# WHAT TO DO
Pictures in the records are to be omitted; everything else is copied exactly.

# AVAILABLE DATA
--- START ---
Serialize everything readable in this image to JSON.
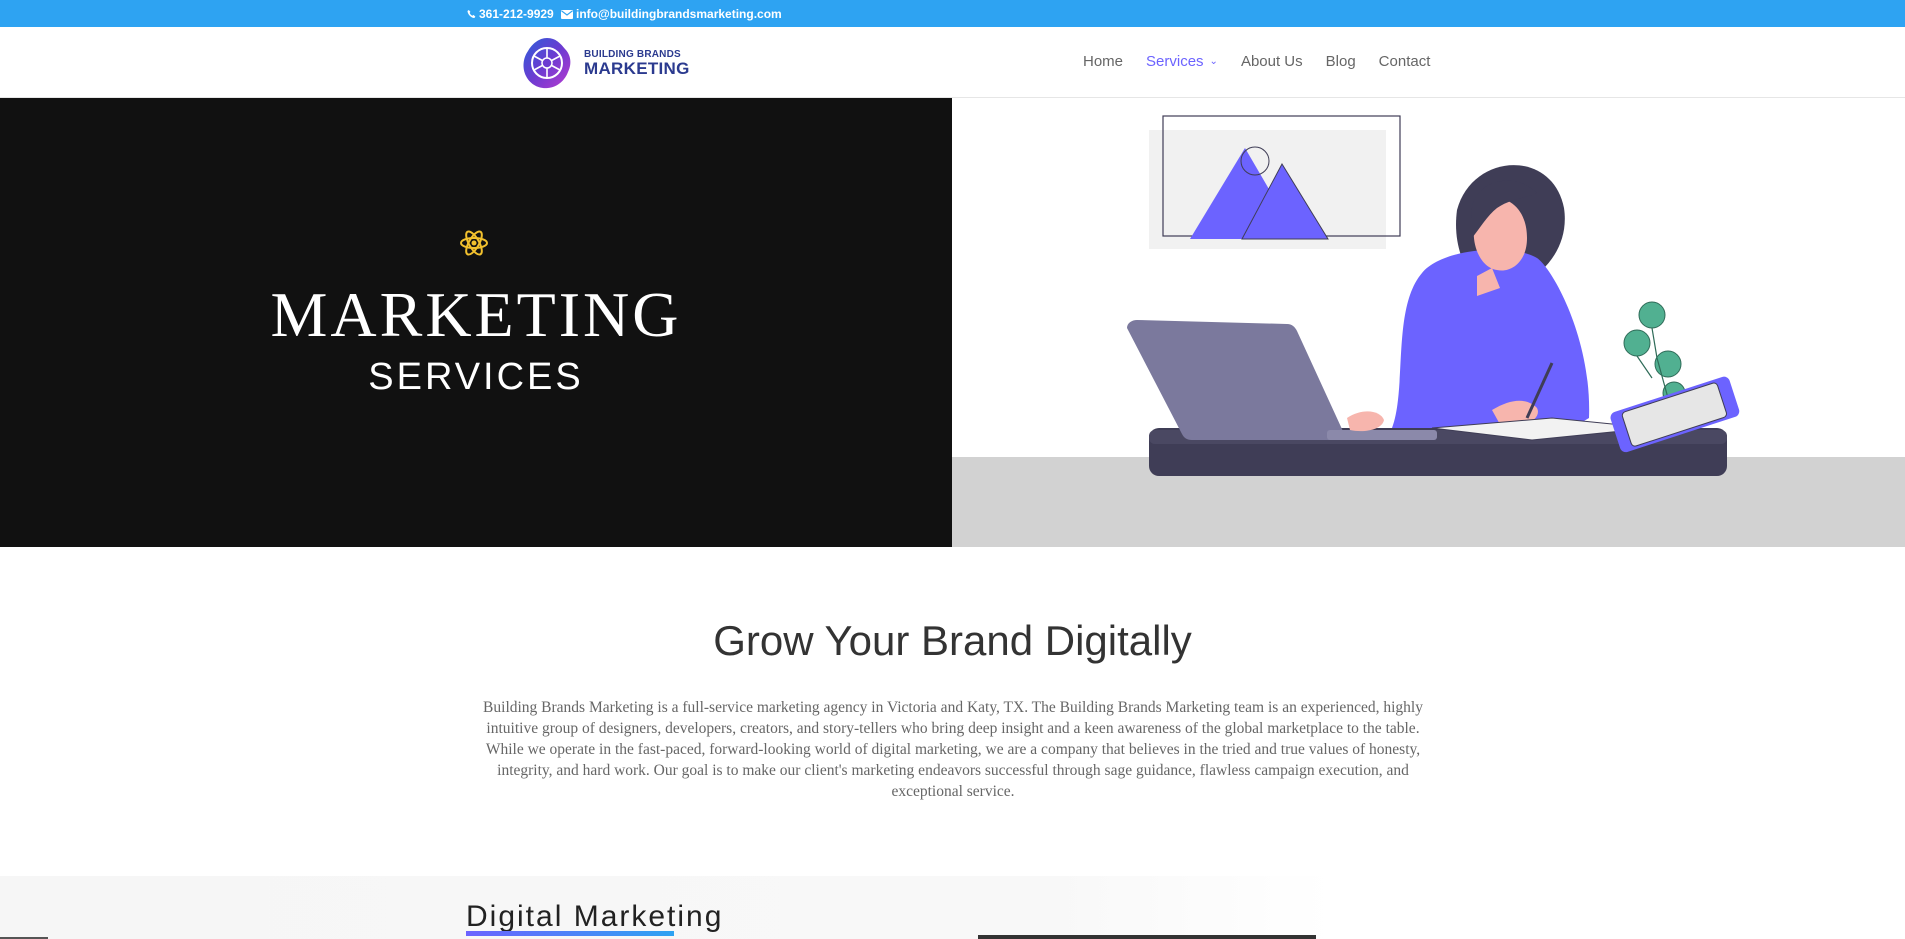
{
  "topbar": {
    "phone": "361-212-9929",
    "email": "info@buildingbrandsmarketing.com",
    "phone_icon": "phone-icon",
    "email_icon": "envelope-icon",
    "bg_color": "#2ea3f2"
  },
  "header": {
    "logo_line1": "BUILDING BRANDS",
    "logo_line2": "MARKETING",
    "nav": [
      {
        "label": "Home"
      },
      {
        "label": "Services",
        "active": true,
        "has_dropdown": true
      },
      {
        "label": "About Us"
      },
      {
        "label": "Blog"
      },
      {
        "label": "Contact"
      }
    ],
    "accent_color": "#6c63ff"
  },
  "hero": {
    "icon": "atom-icon",
    "title": "MARKETING",
    "subtitle": "SERVICES",
    "illustration": "woman-at-laptop-illustration"
  },
  "intro": {
    "title": "Grow Your Brand Digitally",
    "body": "Building Brands Marketing is a full-service marketing agency in Victoria and Katy, TX. The Building Brands Marketing team is an experienced, highly intuitive group of designers, developers, creators, and story-tellers who bring deep insight and a keen awareness of the global marketplace to the table. While we operate in the fast-paced, forward-looking world of digital marketing, we are a company that believes in the tried and true values of honesty, integrity, and hard work. Our goal is to make our client's marketing endeavors successful through sage guidance, flawless campaign execution, and exceptional service."
  },
  "section": {
    "title": "Digital Marketing"
  }
}
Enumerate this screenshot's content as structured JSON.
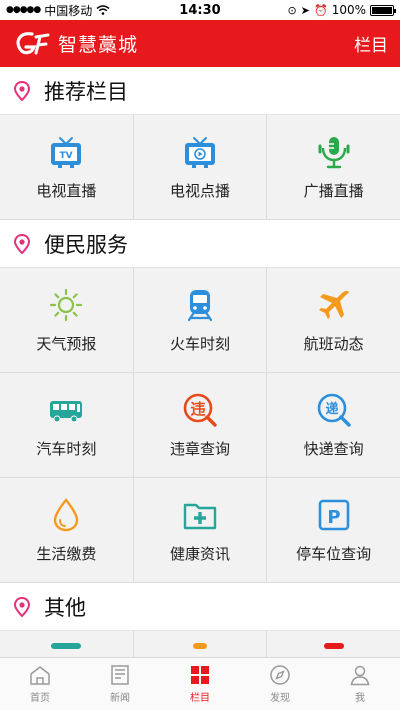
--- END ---
# EXERCISE ANSWER
Serialize everything readable in this image to JSON.
{
  "topbar": {
    "phone": "361-212-9929",
    "email": "info@buildingbrandsmarketing.com",
    "phone_icon": "phone-icon",
    "email_icon": "envelope-icon",
    "bg_color": "#2ea3f2"
  },
  "header": {
    "logo_line1": "BUILDING BRANDS",
    "logo_line2": "MARKETING",
    "nav": [
      {
        "label": "Home"
      },
      {
        "label": "Services",
        "active": true,
        "has_dropdown": true
      },
      {
        "label": "About Us"
      },
      {
        "label": "Blog"
      },
      {
        "label": "Contact"
      }
    ],
    "accent_color": "#6c63ff"
  },
  "hero": {
    "icon": "atom-icon",
    "title": "MARKETING",
    "subtitle": "SERVICES",
    "illustration": "woman-at-laptop-illustration"
  },
  "intro": {
    "title": "Grow Your Brand Digitally",
    "body": "Building Brands Marketing is a full-service marketing agency in Victoria and Katy, TX. The Building Brands Marketing team is an experienced, highly intuitive group of designers, developers, creators, and story-tellers who bring deep insight and a keen awareness of the global marketplace to the table. While we operate in the fast-paced, forward-looking world of digital marketing, we are a company that believes in the tried and true values of honesty, integrity, and hard work. Our goal is to make our client's marketing endeavors successful through sage guidance, flawless campaign execution, and exceptional service."
  },
  "section": {
    "title": "Digital Marketing"
  }
}
Enumerate this screenshot's content as structured JSON.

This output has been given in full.